What is required:
Retype every record below exactly as it appears.

Input data:
* * *

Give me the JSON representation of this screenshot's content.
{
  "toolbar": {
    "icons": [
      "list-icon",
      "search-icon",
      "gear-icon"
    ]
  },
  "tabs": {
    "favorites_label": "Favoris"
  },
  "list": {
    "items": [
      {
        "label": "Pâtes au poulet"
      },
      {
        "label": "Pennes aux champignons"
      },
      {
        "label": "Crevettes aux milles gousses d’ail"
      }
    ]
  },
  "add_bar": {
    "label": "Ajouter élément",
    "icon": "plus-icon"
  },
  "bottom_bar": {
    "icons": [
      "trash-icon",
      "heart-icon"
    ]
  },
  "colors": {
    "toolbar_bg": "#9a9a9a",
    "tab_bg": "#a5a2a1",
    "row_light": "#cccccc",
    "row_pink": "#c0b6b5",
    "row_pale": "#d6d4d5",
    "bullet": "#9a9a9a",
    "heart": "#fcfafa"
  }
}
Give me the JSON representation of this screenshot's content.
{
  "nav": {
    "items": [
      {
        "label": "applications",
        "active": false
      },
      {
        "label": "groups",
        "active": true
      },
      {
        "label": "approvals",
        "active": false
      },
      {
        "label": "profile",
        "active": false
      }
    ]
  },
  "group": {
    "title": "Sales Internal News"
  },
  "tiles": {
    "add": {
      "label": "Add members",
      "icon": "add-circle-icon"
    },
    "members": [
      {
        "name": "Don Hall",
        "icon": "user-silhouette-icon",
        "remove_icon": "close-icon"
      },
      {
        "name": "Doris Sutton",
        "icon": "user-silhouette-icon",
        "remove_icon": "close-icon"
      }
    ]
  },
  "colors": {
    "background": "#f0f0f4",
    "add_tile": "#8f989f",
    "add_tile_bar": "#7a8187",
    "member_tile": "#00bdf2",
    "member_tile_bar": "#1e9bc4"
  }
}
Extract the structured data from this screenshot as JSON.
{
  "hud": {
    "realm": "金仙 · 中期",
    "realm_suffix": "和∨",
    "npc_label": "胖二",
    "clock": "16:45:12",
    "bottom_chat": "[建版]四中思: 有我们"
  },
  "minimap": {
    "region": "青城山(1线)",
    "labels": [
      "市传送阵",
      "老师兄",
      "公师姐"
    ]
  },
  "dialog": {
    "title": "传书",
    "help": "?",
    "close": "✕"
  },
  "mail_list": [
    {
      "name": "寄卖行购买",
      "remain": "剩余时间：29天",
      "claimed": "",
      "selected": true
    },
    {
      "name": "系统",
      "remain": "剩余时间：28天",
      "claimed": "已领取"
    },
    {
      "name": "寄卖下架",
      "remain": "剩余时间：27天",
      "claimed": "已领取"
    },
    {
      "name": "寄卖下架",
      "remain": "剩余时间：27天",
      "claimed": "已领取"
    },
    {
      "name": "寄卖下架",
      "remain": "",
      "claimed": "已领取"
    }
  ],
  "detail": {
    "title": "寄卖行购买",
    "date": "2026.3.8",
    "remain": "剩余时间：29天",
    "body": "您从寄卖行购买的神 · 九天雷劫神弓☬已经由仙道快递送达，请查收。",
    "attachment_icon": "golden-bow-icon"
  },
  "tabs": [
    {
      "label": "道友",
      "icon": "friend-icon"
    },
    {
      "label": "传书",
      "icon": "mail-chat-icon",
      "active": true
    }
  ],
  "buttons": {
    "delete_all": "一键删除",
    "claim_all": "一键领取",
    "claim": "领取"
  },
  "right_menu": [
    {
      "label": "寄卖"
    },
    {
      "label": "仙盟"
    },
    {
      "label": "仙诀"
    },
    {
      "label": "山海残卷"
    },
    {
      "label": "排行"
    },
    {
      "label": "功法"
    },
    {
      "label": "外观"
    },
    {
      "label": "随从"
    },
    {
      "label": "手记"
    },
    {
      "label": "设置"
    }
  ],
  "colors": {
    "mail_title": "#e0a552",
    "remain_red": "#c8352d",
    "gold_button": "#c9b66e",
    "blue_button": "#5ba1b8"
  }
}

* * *

Exercise result:
Give me the JSON representation of this screenshot's content.
{
  "toolbar": {
    "icons": [
      "list-icon",
      "search-icon",
      "gear-icon"
    ]
  },
  "tabs": {
    "favorites_label": "Favoris"
  },
  "list": {
    "items": [
      {
        "label": "Pâtes au poulet"
      },
      {
        "label": "Pennes aux champignons"
      },
      {
        "label": "Crevettes aux milles gousses d’ail"
      }
    ]
  },
  "add_bar": {
    "label": "Ajouter élément",
    "icon": "plus-icon"
  },
  "bottom_bar": {
    "icons": [
      "trash-icon",
      "heart-icon"
    ]
  },
  "colors": {
    "toolbar_bg": "#9a9a9a",
    "tab_bg": "#a5a2a1",
    "row_light": "#cccccc",
    "row_pink": "#c0b6b5",
    "row_pale": "#d6d4d5",
    "bullet": "#9a9a9a",
    "heart": "#fcfafa"
  }
}
Give me the JSON representation of this screenshot's content.
{
  "nav": {
    "items": [
      {
        "label": "applications",
        "active": false
      },
      {
        "label": "groups",
        "active": true
      },
      {
        "label": "approvals",
        "active": false
      },
      {
        "label": "profile",
        "active": false
      }
    ]
  },
  "group": {
    "title": "Sales Internal News"
  },
  "tiles": {
    "add": {
      "label": "Add members",
      "icon": "add-circle-icon"
    },
    "members": [
      {
        "name": "Don Hall",
        "icon": "user-silhouette-icon",
        "remove_icon": "close-icon"
      },
      {
        "name": "Doris Sutton",
        "icon": "user-silhouette-icon",
        "remove_icon": "close-icon"
      }
    ]
  },
  "colors": {
    "background": "#f0f0f4",
    "add_tile": "#8f989f",
    "add_tile_bar": "#7a8187",
    "member_tile": "#00bdf2",
    "member_tile_bar": "#1e9bc4"
  }
}
Extract the structured data from this screenshot as JSON.
{
  "hud": {
    "realm": "金仙 · 中期",
    "realm_suffix": "和∨",
    "npc_label": "胖二",
    "clock": "16:45:12",
    "bottom_chat": "[建版]四中思: 有我们"
  },
  "minimap": {
    "region": "青城山(1线)",
    "labels": [
      "市传送阵",
      "老师兄",
      "公师姐"
    ]
  },
  "dialog": {
    "title": "传书",
    "help": "?",
    "close": "✕"
  },
  "mail_list": [
    {
      "name": "寄卖行购买",
      "remain": "剩余时间：29天",
      "claimed": "",
      "selected": true
    },
    {
      "name": "系统",
      "remain": "剩余时间：28天",
      "claimed": "已领取"
    },
    {
      "name": "寄卖下架",
      "remain": "剩余时间：27天",
      "claimed": "已领取"
    },
    {
      "name": "寄卖下架",
      "remain": "剩余时间：27天",
      "claimed": "已领取"
    },
    {
      "name": "寄卖下架",
      "remain": "",
      "claimed": "已领取"
    }
  ],
  "detail": {
    "title": "寄卖行购买",
    "date": "2026.3.8",
    "remain": "剩余时间：29天",
    "body": "您从寄卖行购买的神 · 九天雷劫神弓☬已经由仙道快递送达，请查收。",
    "attachment_icon": "golden-bow-icon"
  },
  "tabs": [
    {
      "label": "道友",
      "icon": "friend-icon"
    },
    {
      "label": "传书",
      "icon": "mail-chat-icon",
      "active": true
    }
  ],
  "buttons": {
    "delete_all": "一键删除",
    "claim_all": "一键领取",
    "claim": "领取"
  },
  "right_menu": [
    {
      "label": "寄卖"
    },
    {
      "label": "仙盟"
    },
    {
      "label": "仙诀"
    },
    {
      "label": "山海残卷"
    },
    {
      "label": "排行"
    },
    {
      "label": "功法"
    },
    {
      "label": "外观"
    },
    {
      "label": "随从"
    },
    {
      "label": "手记"
    },
    {
      "label": "设置"
    }
  ],
  "colors": {
    "mail_title": "#e0a552",
    "remain_red": "#c8352d",
    "gold_button": "#c9b66e",
    "blue_button": "#5ba1b8"
  }
}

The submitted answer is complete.